By Kristine Frazao

On city streets across America, there's a similar scene playing out on repeat, including in the nation’s capitol, where a city council candidate was a recent victim.

"When I saw four masked men pulling up quickly, I mean the gun was out in my face, so I just, I had my keys in my hand and just threw them up," said Nate Fleming, a candidate for Washington D.C. City Council, recounting when he was carjacked at a gas station.

On Thursday, Rushern Baker, a candidate for governor in Maryland, made this declaration in Baltimore:

“Today we’re calling on the governor to declare a state of emergency in Baltimore City.”

The rate of carjacking there is up 58% over the last year, though the numbers are much higher in other cities: 286% in New York City, 238% in Philadelphia and 207% in Chicago.

It's a disturbing trend Dallas Police Chief Edgardo Garcia told lawmakers this week that’s made even more difficult because of who is often committing the crimes – juveniles.

Dealing with violent crime for the most part falls at the feet of state and local government, but lawmakers in Washington say they may now need to step in or at least enlist more resources from the federal government.

"This is not just a state and local issue; this is an organized crime issue .. This is an issue that goes beyond one little local jurisdiction and one neighborhood cop," said Sen. Amy Klobuchar, D-Minn., during a Senate Judiciary Committee hearing on Capitol Hill Wednesday.

The committee has now asked the Federal Bureau of Investigation to create a national database on carjackings.

Some other senators say direct action is needed and blame progressive policies in some cities on the steep rise.

"Progressive prosecutors at the state levers have told criminals but they won’t get in trouble with certain crimes well that won’t fly with the federal government," said Sen. Chuck Grassley, R-Iowa.

Several large cities have changed the laws they say unfairly keep people of color locked up.

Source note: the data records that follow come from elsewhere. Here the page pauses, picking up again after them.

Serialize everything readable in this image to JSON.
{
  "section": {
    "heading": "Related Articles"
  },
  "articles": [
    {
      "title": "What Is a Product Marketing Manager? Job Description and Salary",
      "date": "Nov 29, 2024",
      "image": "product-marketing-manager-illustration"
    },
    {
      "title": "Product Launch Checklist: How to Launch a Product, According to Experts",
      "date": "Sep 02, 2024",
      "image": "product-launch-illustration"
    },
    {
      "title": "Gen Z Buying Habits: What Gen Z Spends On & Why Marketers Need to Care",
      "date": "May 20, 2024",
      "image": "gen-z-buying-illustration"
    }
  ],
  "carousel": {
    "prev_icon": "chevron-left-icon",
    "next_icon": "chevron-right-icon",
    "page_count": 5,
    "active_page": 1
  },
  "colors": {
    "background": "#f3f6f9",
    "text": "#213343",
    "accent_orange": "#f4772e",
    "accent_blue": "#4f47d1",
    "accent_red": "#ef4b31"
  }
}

But critics say those changes have yielded mostly negative results, with many of the same people not getting charged for lesser crimes, then going on to commit more violent crime because they don’t feel the consequences.

"A lot of them believe we should not prosecute misdemeanor crimes like shoplifting they have the best intentions but they often have the worst results for the same people that they’re trying to help," said Parker Thayer, an investigative researcher with the conservative-leaning Capital Research Center.

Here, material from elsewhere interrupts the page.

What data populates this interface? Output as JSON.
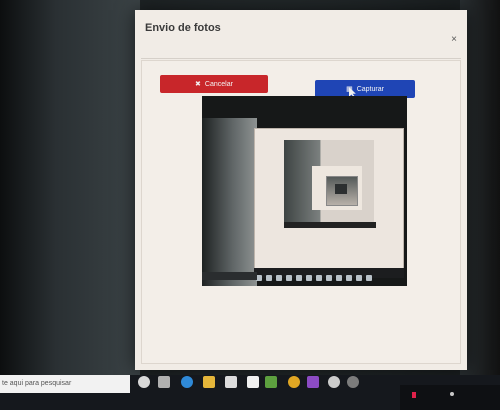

There are some new ideas now coming forth on how to proceed.

"Just as federal prosecutors and federal agents made bank robberies a priority, they should do the same thing for carjackings. It’s affecting commerce and public safety nationwide," said Thiru Vignarajah, former Maryland Deputy District Attorney in an interview Thursday.